One of the classes I am taking is entirely devoted to the 18th Century novel Clarissa, or, The History of a Young Lady, by Samuel Richardson, published by the author in installments from 1747-1748. At over a million words it is perhaps the longest novel written in the English language, written as an epistolary novel, meaning as a series of letters between the characters in the story. The decision to take the class was a big one because in the past I have not often undertook ‘literature’ as a hobby. Sure, I’ve read my way through Moby Dick and a number of other classics, and I’ve always been a big reader, but nothing like Clarissa had ever made its way into my hands. I took the class thinking it would be a great way to gain a better understanding of how literature can be used as a tool in historic research. Plus, it sounded fun.
At first I littered the pages of my copy of the book with sticky notes on ideas about this or that connection with other things that were happening at the time the book was being written, or questions for further research on things like architecture or fashion or language. But about a quarter of the way through the book I realized I hadn’t put any notes down in a while, I realized I was experiencing the book. I was absorbed by the story, and I wanted to be!

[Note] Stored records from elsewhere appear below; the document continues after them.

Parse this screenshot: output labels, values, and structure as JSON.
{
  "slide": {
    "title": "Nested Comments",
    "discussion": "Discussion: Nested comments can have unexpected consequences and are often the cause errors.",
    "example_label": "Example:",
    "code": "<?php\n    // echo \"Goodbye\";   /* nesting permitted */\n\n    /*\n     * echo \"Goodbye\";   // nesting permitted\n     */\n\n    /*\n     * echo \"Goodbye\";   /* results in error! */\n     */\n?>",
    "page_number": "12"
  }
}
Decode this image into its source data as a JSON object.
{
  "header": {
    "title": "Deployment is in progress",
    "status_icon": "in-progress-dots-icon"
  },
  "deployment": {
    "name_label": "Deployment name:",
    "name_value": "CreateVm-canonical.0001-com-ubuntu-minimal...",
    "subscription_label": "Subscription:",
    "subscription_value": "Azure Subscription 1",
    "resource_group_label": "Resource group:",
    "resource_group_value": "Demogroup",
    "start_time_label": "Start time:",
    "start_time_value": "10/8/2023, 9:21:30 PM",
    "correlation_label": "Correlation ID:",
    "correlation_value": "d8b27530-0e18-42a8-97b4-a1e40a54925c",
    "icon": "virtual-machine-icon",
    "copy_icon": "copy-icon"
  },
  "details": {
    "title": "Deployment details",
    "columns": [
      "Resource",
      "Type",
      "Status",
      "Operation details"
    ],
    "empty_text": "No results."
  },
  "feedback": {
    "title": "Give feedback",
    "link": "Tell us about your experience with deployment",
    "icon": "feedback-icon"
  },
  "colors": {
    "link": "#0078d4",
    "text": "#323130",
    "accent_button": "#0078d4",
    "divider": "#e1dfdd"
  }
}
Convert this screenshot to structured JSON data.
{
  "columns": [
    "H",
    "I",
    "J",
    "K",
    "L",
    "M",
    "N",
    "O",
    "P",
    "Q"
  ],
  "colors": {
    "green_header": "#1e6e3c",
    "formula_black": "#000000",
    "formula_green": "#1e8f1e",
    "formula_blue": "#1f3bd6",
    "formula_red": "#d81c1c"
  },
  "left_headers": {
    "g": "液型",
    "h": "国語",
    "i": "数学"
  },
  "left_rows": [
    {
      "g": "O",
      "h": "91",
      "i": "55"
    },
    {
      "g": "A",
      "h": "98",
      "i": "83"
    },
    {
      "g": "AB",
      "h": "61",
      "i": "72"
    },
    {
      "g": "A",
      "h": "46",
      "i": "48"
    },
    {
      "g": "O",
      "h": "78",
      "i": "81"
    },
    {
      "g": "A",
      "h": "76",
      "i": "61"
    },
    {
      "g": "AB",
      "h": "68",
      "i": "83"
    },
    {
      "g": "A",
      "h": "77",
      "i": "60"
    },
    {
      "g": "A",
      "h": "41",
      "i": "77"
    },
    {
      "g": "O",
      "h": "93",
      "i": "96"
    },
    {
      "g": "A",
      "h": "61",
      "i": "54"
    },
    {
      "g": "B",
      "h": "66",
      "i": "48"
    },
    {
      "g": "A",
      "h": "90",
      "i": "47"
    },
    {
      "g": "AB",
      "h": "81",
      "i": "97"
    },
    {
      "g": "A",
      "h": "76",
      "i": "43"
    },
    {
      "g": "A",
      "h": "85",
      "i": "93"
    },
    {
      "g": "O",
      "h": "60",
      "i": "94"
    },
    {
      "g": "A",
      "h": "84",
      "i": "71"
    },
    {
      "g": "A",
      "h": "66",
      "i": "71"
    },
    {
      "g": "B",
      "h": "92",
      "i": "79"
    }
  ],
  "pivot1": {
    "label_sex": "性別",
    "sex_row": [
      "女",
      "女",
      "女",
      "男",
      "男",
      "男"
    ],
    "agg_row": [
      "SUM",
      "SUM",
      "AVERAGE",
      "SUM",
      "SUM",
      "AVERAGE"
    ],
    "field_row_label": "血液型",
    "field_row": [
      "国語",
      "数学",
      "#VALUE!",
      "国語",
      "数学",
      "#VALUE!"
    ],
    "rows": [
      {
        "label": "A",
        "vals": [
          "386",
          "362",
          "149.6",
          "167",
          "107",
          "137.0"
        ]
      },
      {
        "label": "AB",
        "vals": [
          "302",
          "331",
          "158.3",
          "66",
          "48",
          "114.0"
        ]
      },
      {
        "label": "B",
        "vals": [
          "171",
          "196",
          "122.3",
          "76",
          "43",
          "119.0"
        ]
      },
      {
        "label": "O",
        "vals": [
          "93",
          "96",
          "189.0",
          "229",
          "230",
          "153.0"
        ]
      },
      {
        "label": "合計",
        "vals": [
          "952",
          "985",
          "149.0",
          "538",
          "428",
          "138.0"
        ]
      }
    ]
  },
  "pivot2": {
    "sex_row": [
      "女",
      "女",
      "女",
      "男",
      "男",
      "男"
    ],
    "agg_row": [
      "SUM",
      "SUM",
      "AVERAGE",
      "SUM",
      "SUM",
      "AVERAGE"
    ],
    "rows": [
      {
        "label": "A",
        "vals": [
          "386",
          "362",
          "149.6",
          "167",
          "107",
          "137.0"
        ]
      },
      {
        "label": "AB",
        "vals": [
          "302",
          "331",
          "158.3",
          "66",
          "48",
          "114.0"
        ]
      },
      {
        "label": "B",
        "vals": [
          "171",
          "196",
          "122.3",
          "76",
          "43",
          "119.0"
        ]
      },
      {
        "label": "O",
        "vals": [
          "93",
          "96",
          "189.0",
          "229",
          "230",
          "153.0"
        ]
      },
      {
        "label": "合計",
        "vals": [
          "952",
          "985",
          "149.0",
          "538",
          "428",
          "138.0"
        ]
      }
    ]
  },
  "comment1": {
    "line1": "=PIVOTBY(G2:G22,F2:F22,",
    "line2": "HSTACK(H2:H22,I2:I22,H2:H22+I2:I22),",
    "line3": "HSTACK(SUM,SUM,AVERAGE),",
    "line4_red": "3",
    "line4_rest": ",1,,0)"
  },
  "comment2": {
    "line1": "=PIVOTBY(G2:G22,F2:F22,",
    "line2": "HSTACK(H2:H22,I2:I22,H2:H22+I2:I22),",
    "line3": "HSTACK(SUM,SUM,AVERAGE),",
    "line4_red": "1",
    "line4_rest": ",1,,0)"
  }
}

Clarissa has been continually published since its first edition, and for over 250 years people have been experiencing the story and the characters just as I am. I sit in my modern flat with the sounds of modern city life – including incessant jackhammering at a building site across the street from mine – coming in through the windows, but I am transported to a quiet, stuffy room in which an ill treated young lady sits with ink and quill, scribbling letters to her friend. I don’t hear the jackhammers, I don’t notice when the pipes groan, I am simply reading. Experiencing. I am, as Carl Sagan said, “some when-else in time.”